North of the metropolis, Highway 41 was the earliest “vacationer’s route,” with legions of American families riding the newfound freedom of the automobile north to Lake Michigan, Lake Winnebago, and Michigan’s idyllic Upper Peninsula, most of which has maintained the rustic charm it had in the mid-20th century.
10. The CanAm Highway (US Route 85)
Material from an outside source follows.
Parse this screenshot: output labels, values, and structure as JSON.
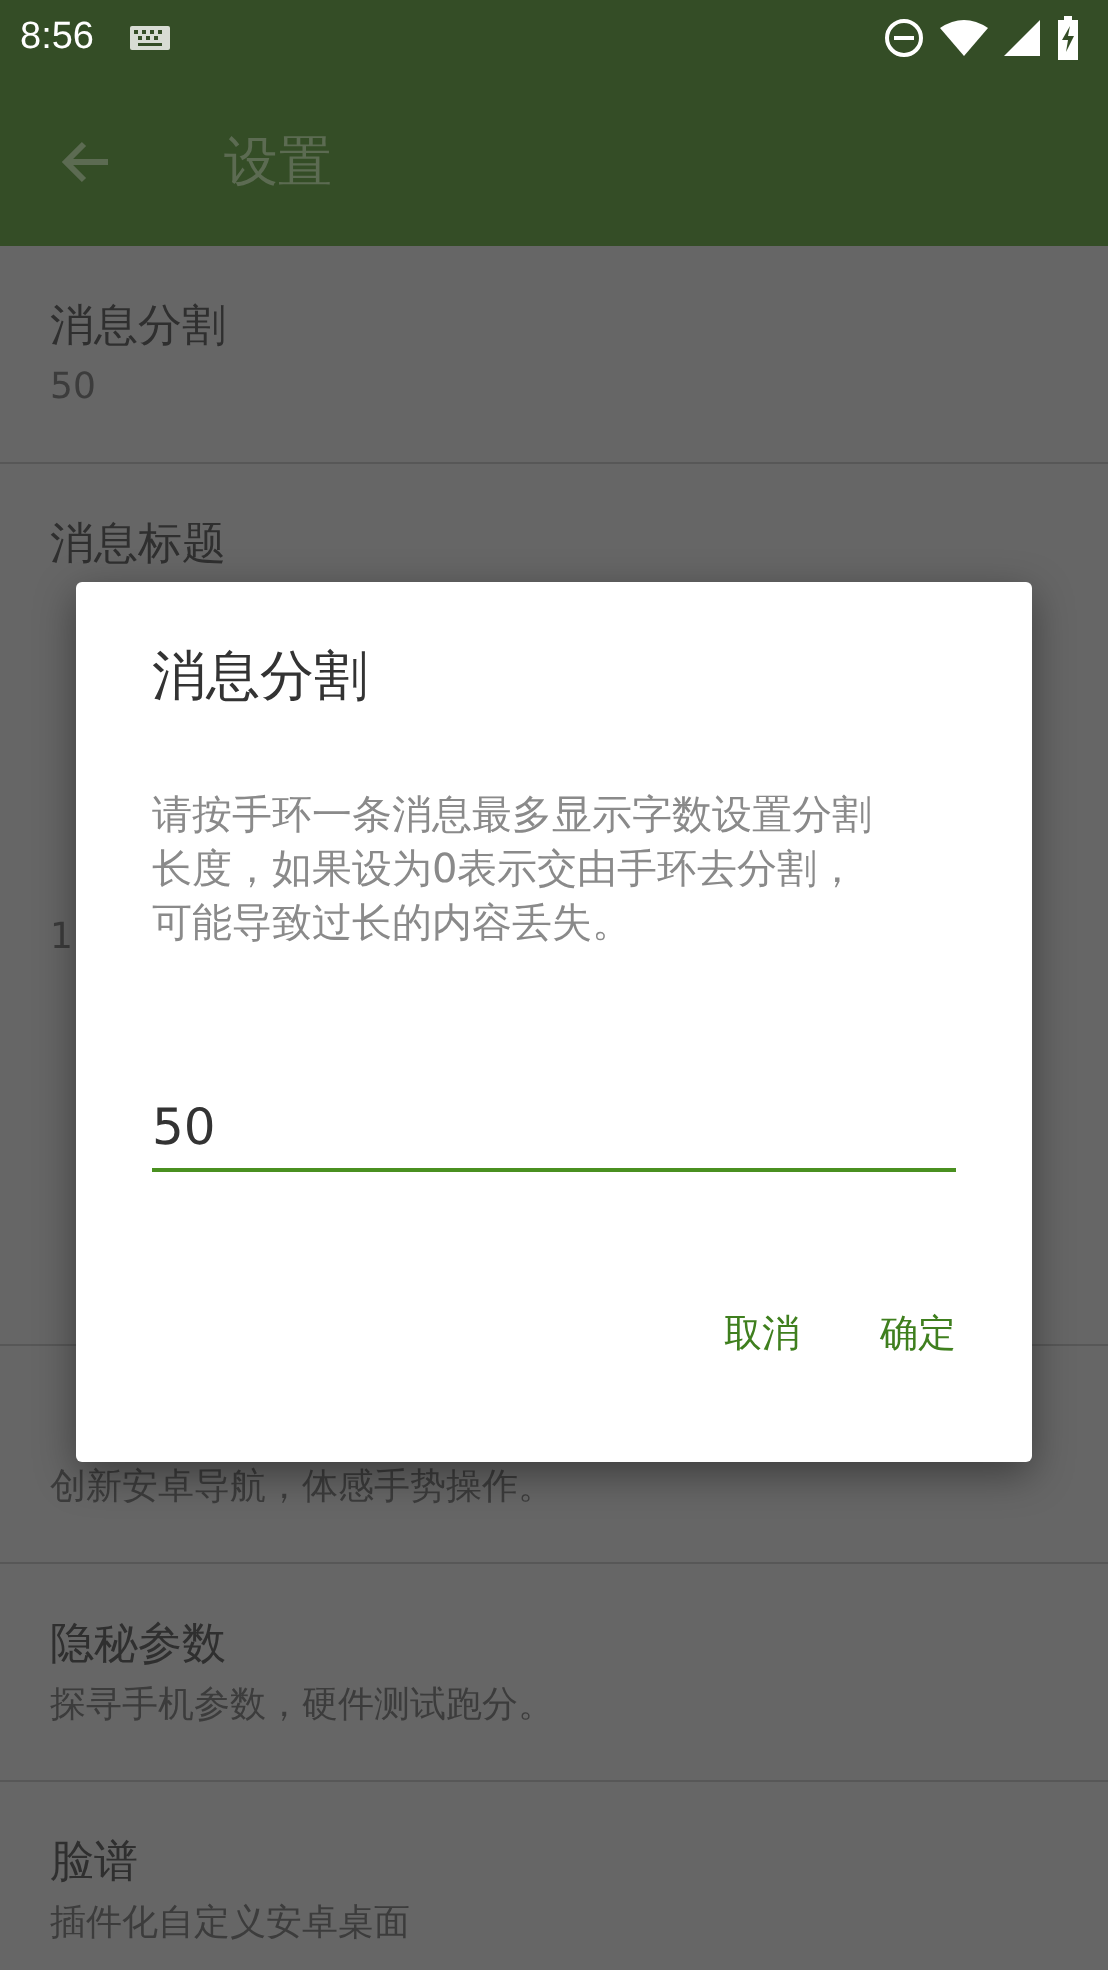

While the 19,000-mile PanAm Highway took nearly a century to come to fruition, the CanAm Highway was completed in 1926, Year Zero for America’s best cross-country roads. US Route 85 took early drivers north from the Mexican border outside El Paso, ascending slowly (good for those early, not-so-reliable cars) through New Mexico cities Las Cruces, Albuquerque, and Santa Fe before skirting the regal Rocky Mountain range through Pueblo, Colorado Springs, and Denver. North of Cheyenne, the CanAm got progressively more tough to navigate, though, as early adventurers got a look at South Dakota’s Black Hills, with an eastward jog through once-rough-and-tumble Wild West ghost towns like Deadwood and Spearfish. After that, nothing but beautiful scenery stood in the way of the Canadian border, including a pass-by of North Dakota’s highest points, White Butte and Black Butte, and a drive through the spectacular Badlands. Surely the extraterrestrial terrain there was something no early 20th-century traveler had ever seen before the advent of the automobile.